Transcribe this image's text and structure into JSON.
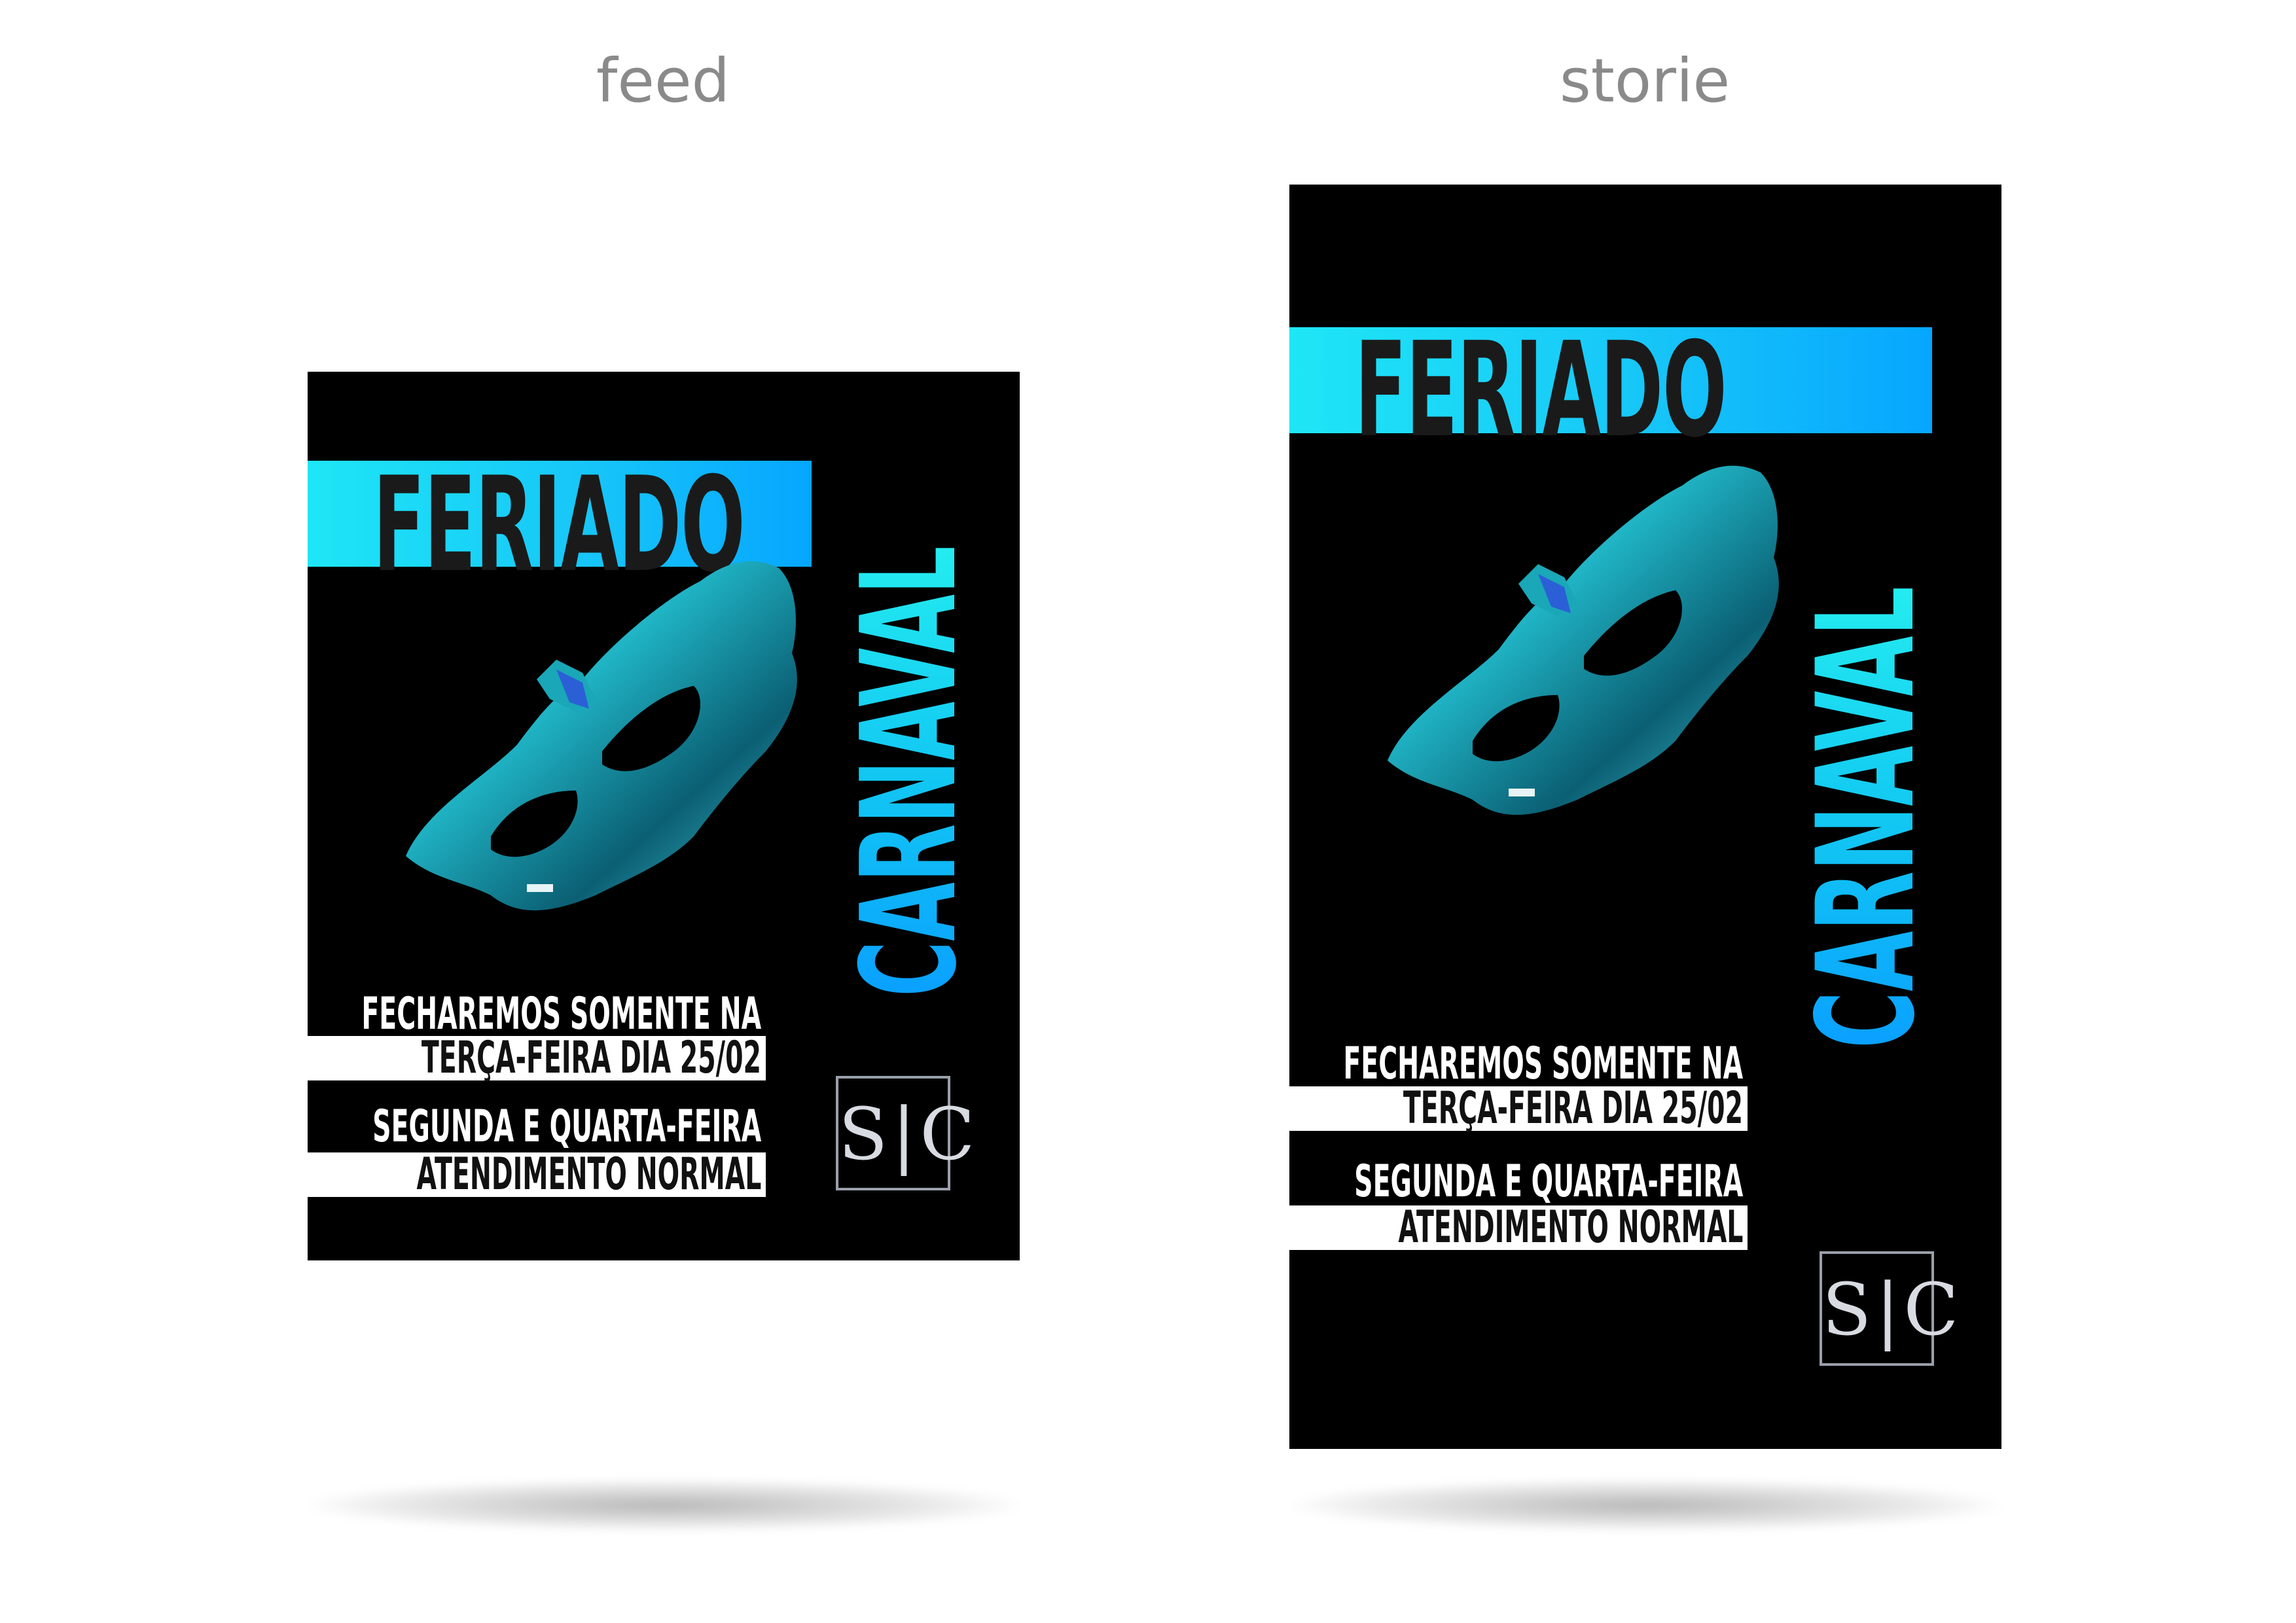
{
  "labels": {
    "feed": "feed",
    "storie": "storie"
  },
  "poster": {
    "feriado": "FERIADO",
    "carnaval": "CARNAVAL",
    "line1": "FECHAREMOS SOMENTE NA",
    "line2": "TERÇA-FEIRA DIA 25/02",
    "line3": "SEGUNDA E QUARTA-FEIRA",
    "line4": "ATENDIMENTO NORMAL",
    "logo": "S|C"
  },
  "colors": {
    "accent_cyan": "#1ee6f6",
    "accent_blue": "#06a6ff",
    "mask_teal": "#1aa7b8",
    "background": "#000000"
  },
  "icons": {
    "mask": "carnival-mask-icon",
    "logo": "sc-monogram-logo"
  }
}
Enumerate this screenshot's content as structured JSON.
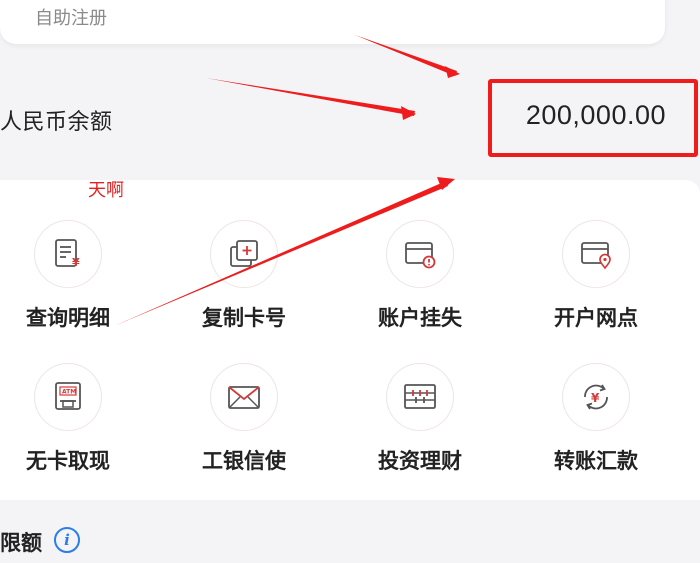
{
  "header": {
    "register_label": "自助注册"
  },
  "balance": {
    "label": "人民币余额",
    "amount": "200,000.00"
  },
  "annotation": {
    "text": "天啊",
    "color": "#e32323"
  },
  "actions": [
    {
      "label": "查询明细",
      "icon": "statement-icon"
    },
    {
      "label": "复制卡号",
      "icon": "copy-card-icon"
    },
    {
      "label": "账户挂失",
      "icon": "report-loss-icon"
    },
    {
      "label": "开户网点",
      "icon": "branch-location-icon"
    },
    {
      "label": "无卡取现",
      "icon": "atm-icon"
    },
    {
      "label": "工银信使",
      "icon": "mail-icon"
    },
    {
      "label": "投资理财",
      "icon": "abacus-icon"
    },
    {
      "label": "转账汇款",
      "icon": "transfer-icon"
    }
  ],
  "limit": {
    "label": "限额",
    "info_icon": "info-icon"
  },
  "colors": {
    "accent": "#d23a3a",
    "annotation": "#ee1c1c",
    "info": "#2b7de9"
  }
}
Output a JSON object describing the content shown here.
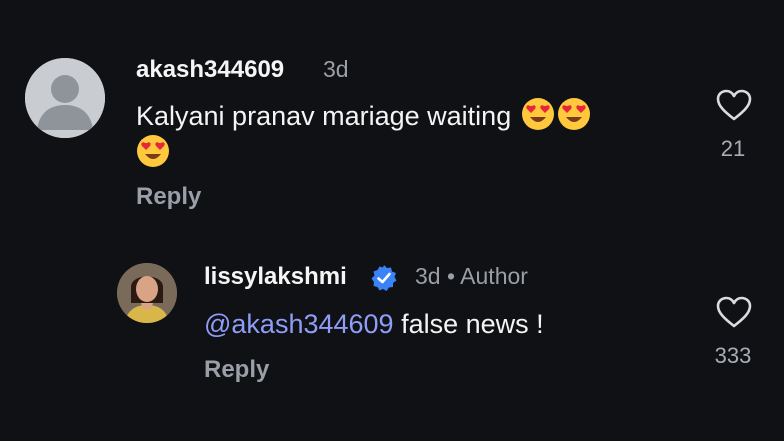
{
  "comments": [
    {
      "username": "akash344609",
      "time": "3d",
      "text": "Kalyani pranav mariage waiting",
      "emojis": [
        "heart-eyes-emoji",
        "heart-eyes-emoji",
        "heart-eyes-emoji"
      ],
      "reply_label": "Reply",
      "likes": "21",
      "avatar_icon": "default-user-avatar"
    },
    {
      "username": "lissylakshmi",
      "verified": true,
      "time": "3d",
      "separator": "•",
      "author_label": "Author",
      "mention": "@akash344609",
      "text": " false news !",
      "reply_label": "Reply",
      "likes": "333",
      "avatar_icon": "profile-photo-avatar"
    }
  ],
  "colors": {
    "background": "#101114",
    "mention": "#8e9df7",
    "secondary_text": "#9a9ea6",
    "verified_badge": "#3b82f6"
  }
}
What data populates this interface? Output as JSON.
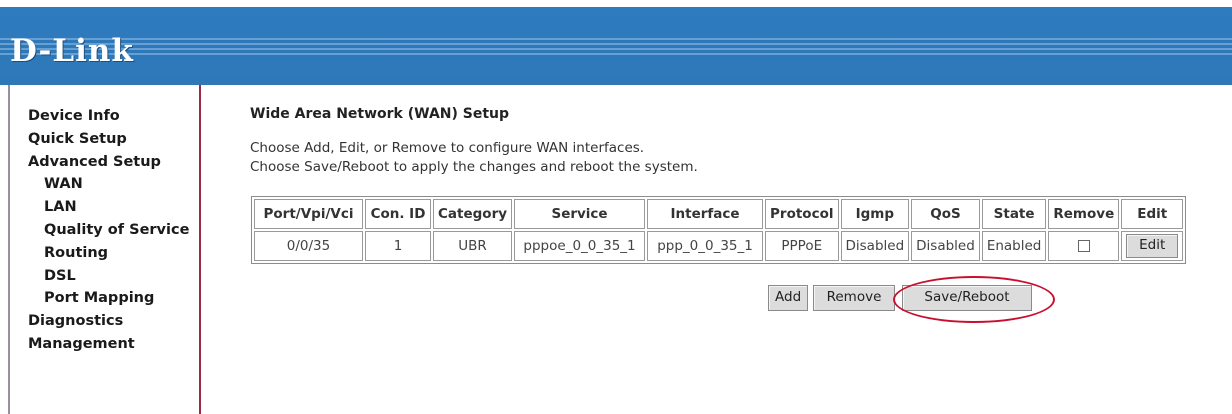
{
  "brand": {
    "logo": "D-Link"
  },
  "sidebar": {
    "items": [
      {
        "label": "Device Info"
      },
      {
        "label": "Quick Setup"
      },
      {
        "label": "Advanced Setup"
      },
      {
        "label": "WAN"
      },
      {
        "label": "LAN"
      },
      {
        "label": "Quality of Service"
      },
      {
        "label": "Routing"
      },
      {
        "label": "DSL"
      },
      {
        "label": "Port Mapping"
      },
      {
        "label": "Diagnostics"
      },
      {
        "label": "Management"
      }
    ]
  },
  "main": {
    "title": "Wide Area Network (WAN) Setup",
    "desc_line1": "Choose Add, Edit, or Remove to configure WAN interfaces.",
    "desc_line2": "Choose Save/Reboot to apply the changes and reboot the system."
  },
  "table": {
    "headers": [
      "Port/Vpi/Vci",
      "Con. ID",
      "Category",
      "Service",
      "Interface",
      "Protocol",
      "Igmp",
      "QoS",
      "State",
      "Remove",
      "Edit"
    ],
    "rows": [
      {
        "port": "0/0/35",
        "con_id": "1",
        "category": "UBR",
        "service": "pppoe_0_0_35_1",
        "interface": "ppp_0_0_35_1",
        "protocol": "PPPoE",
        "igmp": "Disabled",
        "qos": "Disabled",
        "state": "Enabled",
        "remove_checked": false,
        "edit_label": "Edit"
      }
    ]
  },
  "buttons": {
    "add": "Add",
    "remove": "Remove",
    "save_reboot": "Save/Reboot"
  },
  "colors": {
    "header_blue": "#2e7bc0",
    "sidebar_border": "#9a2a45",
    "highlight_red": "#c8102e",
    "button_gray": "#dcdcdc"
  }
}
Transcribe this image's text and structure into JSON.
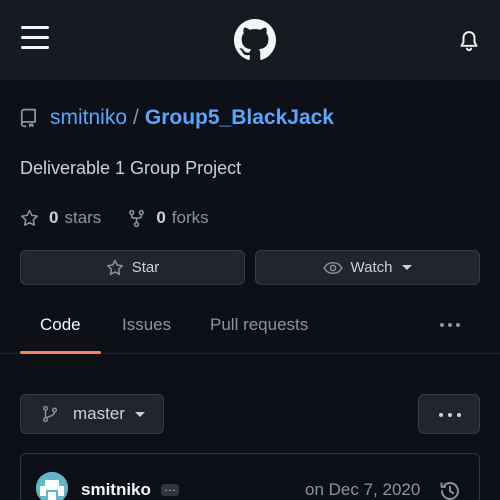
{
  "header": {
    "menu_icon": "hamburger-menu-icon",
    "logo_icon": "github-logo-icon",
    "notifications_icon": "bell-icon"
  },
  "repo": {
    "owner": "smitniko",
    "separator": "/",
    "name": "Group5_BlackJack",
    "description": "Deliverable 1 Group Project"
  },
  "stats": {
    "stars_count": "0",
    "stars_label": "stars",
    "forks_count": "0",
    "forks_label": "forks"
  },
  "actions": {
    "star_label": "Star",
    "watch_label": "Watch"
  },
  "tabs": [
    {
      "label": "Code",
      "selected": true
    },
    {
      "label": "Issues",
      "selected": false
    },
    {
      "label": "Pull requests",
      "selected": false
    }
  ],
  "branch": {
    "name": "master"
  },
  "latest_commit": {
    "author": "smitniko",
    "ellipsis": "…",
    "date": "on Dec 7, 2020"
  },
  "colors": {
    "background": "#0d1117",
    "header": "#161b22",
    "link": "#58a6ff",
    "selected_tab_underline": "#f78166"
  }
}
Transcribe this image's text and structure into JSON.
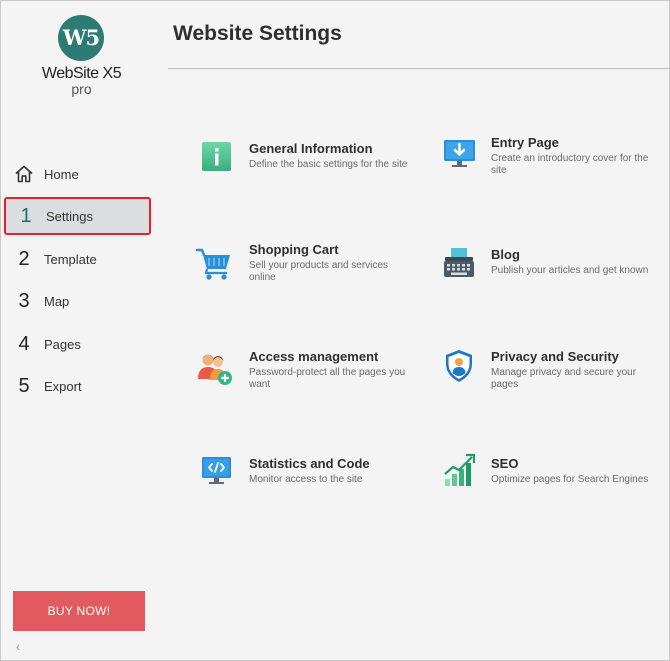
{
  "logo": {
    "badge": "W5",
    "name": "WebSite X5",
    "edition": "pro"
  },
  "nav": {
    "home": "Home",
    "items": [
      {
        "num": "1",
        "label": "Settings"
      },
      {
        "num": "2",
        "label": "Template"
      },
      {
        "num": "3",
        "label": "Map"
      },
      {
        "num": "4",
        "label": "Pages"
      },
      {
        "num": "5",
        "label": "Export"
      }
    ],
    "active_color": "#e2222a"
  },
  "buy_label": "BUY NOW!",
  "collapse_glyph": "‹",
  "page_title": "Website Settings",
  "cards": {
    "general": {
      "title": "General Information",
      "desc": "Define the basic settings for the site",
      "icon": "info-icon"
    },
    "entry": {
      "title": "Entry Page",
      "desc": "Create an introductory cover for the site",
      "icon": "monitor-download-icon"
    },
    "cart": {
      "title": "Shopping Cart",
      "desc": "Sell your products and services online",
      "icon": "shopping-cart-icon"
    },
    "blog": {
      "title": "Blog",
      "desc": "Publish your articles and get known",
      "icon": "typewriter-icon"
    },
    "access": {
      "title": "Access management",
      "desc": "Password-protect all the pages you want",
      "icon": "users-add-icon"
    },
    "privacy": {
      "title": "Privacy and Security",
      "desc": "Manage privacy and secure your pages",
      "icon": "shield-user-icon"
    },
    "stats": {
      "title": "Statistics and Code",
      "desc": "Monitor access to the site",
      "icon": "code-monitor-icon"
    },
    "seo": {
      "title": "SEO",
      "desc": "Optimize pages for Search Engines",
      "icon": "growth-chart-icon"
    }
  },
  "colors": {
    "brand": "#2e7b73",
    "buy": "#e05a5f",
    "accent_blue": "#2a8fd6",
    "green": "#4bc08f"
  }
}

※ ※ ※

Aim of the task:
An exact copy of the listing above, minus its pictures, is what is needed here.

Answer to this exercise:
Transcribe this image's text and structure into JSON.
{
  "labels": {
    "feed": "feed",
    "storie": "storie"
  },
  "poster": {
    "feriado": "FERIADO",
    "carnaval": "CARNAVAL",
    "line1": "FECHAREMOS SOMENTE NA",
    "line2": "TERÇA-FEIRA DIA 25/02",
    "line3": "SEGUNDA E QUARTA-FEIRA",
    "line4": "ATENDIMENTO NORMAL",
    "logo": "S|C"
  },
  "colors": {
    "accent_cyan": "#1ee6f6",
    "accent_blue": "#06a6ff",
    "mask_teal": "#1aa7b8",
    "background": "#000000"
  },
  "icons": {
    "mask": "carnival-mask-icon",
    "logo": "sc-monogram-logo"
  }
}
Enumerate this screenshot's content as structured JSON.
{
  "header": {
    "register_label": "自助注册"
  },
  "balance": {
    "label": "人民币余额",
    "amount": "200,000.00"
  },
  "annotation": {
    "text": "天啊",
    "color": "#e32323"
  },
  "actions": [
    {
      "label": "查询明细",
      "icon": "statement-icon"
    },
    {
      "label": "复制卡号",
      "icon": "copy-card-icon"
    },
    {
      "label": "账户挂失",
      "icon": "report-loss-icon"
    },
    {
      "label": "开户网点",
      "icon": "branch-location-icon"
    },
    {
      "label": "无卡取现",
      "icon": "atm-icon"
    },
    {
      "label": "工银信使",
      "icon": "mail-icon"
    },
    {
      "label": "投资理财",
      "icon": "abacus-icon"
    },
    {
      "label": "转账汇款",
      "icon": "transfer-icon"
    }
  ],
  "limit": {
    "label": "限额",
    "info_icon": "info-icon"
  },
  "colors": {
    "accent": "#d23a3a",
    "annotation": "#ee1c1c",
    "info": "#2b7de9"
  }
}
Output a JSON object describing the content shown here.
{
  "comments": [
    {
      "username": "akash344609",
      "time": "3d",
      "text": "Kalyani pranav mariage waiting",
      "emojis": [
        "heart-eyes-emoji",
        "heart-eyes-emoji",
        "heart-eyes-emoji"
      ],
      "reply_label": "Reply",
      "likes": "21",
      "avatar_icon": "default-user-avatar"
    },
    {
      "username": "lissylakshmi",
      "verified": true,
      "time": "3d",
      "separator": "•",
      "author_label": "Author",
      "mention": "@akash344609",
      "text": " false news !",
      "reply_label": "Reply",
      "likes": "333",
      "avatar_icon": "profile-photo-avatar"
    }
  ],
  "colors": {
    "background": "#101114",
    "mention": "#8e9df7",
    "secondary_text": "#9a9ea6",
    "verified_badge": "#3b82f6"
  }
}
What data populates this interface? Output as JSON.
{
  "brand": {
    "logo": "D-Link"
  },
  "sidebar": {
    "items": [
      {
        "label": "Device Info"
      },
      {
        "label": "Quick Setup"
      },
      {
        "label": "Advanced Setup"
      },
      {
        "label": "WAN"
      },
      {
        "label": "LAN"
      },
      {
        "label": "Quality of Service"
      },
      {
        "label": "Routing"
      },
      {
        "label": "DSL"
      },
      {
        "label": "Port Mapping"
      },
      {
        "label": "Diagnostics"
      },
      {
        "label": "Management"
      }
    ]
  },
  "main": {
    "title": "Wide Area Network (WAN) Setup",
    "desc_line1": "Choose Add, Edit, or Remove to configure WAN interfaces.",
    "desc_line2": "Choose Save/Reboot to apply the changes and reboot the system."
  },
  "table": {
    "headers": [
      "Port/Vpi/Vci",
      "Con. ID",
      "Category",
      "Service",
      "Interface",
      "Protocol",
      "Igmp",
      "QoS",
      "State",
      "Remove",
      "Edit"
    ],
    "rows": [
      {
        "port": "0/0/35",
        "con_id": "1",
        "category": "UBR",
        "service": "pppoe_0_0_35_1",
        "interface": "ppp_0_0_35_1",
        "protocol": "PPPoE",
        "igmp": "Disabled",
        "qos": "Disabled",
        "state": "Enabled",
        "remove_checked": false,
        "edit_label": "Edit"
      }
    ]
  },
  "buttons": {
    "add": "Add",
    "remove": "Remove",
    "save_reboot": "Save/Reboot"
  },
  "colors": {
    "header_blue": "#2e7bc0",
    "sidebar_border": "#9a2a45",
    "highlight_red": "#c8102e",
    "button_gray": "#dcdcdc"
  }
}
Transcribe this image's text and structure into JSON.
{
  "header": {
    "menu_icon": "hamburger-menu-icon",
    "logo_icon": "github-logo-icon",
    "notifications_icon": "bell-icon"
  },
  "repo": {
    "owner": "smitniko",
    "separator": "/",
    "name": "Group5_BlackJack",
    "description": "Deliverable 1 Group Project"
  },
  "stats": {
    "stars_count": "0",
    "stars_label": "stars",
    "forks_count": "0",
    "forks_label": "forks"
  },
  "actions": {
    "star_label": "Star",
    "watch_label": "Watch"
  },
  "tabs": [
    {
      "label": "Code",
      "selected": true
    },
    {
      "label": "Issues",
      "selected": false
    },
    {
      "label": "Pull requests",
      "selected": false
    }
  ],
  "branch": {
    "name": "master"
  },
  "latest_commit": {
    "author": "smitniko",
    "ellipsis": "…",
    "date": "on Dec 7, 2020"
  },
  "colors": {
    "background": "#0d1117",
    "header": "#161b22",
    "link": "#58a6ff",
    "selected_tab_underline": "#f78166"
  }
}
Transcribe this image's text and structure into JSON.
{
  "logo": {
    "badge": "W5",
    "name": "WebSite X5",
    "edition": "pro"
  },
  "nav": {
    "home": "Home",
    "items": [
      {
        "num": "1",
        "label": "Settings"
      },
      {
        "num": "2",
        "label": "Template"
      },
      {
        "num": "3",
        "label": "Map"
      },
      {
        "num": "4",
        "label": "Pages"
      },
      {
        "num": "5",
        "label": "Export"
      }
    ],
    "active_color": "#e2222a"
  },
  "buy_label": "BUY NOW!",
  "collapse_glyph": "‹",
  "page_title": "Website Settings",
  "cards": {
    "general": {
      "title": "General Information",
      "desc": "Define the basic settings for the site",
      "icon": "info-icon"
    },
    "entry": {
      "title": "Entry Page",
      "desc": "Create an introductory cover for the site",
      "icon": "monitor-download-icon"
    },
    "cart": {
      "title": "Shopping Cart",
      "desc": "Sell your products and services online",
      "icon": "shopping-cart-icon"
    },
    "blog": {
      "title": "Blog",
      "desc": "Publish your articles and get known",
      "icon": "typewriter-icon"
    },
    "access": {
      "title": "Access management",
      "desc": "Password-protect all the pages you want",
      "icon": "users-add-icon"
    },
    "privacy": {
      "title": "Privacy and Security",
      "desc": "Manage privacy and secure your pages",
      "icon": "shield-user-icon"
    },
    "stats": {
      "title": "Statistics and Code",
      "desc": "Monitor access to the site",
      "icon": "code-monitor-icon"
    },
    "seo": {
      "title": "SEO",
      "desc": "Optimize pages for Search Engines",
      "icon": "growth-chart-icon"
    }
  },
  "colors": {
    "brand": "#2e7b73",
    "buy": "#e05a5f",
    "accent_blue": "#2a8fd6",
    "green": "#4bc08f"
  }
}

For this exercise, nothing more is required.